RECORDS TO USE.

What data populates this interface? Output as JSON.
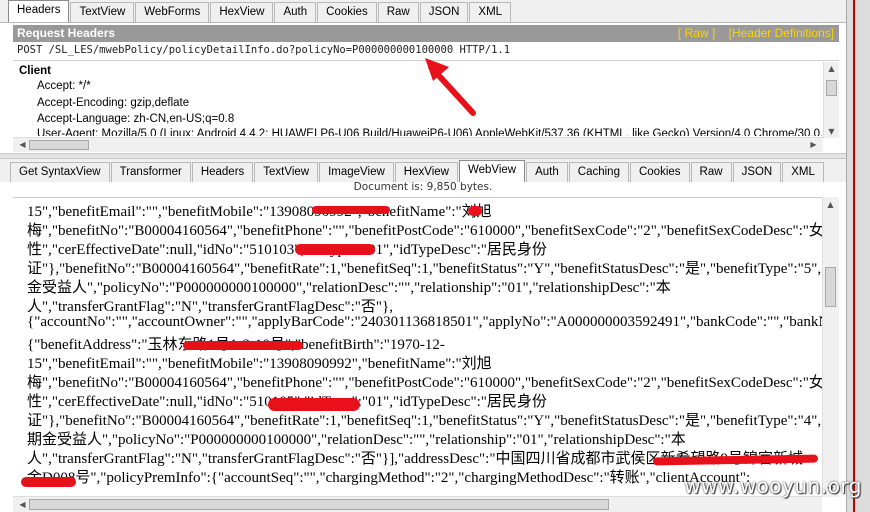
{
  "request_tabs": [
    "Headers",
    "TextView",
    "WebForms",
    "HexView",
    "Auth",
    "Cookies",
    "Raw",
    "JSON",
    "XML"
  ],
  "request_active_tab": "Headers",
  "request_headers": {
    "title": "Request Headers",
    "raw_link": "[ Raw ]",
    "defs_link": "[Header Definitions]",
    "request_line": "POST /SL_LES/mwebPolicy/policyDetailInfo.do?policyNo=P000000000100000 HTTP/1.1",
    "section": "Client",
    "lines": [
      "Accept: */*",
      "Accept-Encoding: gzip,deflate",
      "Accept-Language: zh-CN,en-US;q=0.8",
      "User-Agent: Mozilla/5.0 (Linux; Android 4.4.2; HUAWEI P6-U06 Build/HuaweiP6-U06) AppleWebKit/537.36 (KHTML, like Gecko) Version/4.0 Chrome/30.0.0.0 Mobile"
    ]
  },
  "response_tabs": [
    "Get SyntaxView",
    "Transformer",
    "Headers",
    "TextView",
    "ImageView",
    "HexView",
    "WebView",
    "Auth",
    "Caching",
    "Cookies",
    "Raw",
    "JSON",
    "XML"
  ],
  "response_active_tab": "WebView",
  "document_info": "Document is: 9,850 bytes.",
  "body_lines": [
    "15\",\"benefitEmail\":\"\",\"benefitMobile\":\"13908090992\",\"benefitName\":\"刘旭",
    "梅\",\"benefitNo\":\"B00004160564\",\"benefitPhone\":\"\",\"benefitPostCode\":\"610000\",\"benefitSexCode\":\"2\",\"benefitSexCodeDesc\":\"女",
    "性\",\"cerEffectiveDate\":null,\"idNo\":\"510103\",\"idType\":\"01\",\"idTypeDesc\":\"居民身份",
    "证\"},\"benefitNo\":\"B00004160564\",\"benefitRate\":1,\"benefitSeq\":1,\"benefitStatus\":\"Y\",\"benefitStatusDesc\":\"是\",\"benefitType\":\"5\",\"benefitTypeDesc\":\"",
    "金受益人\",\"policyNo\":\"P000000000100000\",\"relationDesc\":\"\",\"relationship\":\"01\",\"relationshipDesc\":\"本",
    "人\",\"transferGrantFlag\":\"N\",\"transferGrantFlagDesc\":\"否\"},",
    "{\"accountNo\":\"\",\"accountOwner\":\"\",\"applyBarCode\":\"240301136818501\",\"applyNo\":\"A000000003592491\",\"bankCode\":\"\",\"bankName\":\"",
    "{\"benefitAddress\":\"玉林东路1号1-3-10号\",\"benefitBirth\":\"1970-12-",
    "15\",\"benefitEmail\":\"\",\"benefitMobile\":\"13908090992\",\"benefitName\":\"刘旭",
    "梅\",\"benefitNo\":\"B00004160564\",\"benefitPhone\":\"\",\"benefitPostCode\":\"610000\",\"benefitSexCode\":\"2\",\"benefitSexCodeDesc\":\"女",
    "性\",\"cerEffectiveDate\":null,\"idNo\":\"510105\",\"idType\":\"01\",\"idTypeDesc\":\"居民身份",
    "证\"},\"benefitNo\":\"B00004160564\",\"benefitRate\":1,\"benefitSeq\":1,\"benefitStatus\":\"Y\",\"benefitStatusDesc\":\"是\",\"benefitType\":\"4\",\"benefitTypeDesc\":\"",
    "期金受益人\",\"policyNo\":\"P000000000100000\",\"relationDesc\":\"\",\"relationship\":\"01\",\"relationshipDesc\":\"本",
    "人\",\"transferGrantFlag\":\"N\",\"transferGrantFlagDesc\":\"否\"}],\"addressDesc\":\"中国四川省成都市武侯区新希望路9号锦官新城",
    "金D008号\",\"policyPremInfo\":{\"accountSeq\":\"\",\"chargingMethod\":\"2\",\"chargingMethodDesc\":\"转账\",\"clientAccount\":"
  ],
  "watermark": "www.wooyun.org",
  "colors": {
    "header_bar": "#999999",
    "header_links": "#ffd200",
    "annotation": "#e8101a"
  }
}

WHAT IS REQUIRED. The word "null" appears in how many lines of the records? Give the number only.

ANSWER BOX. 2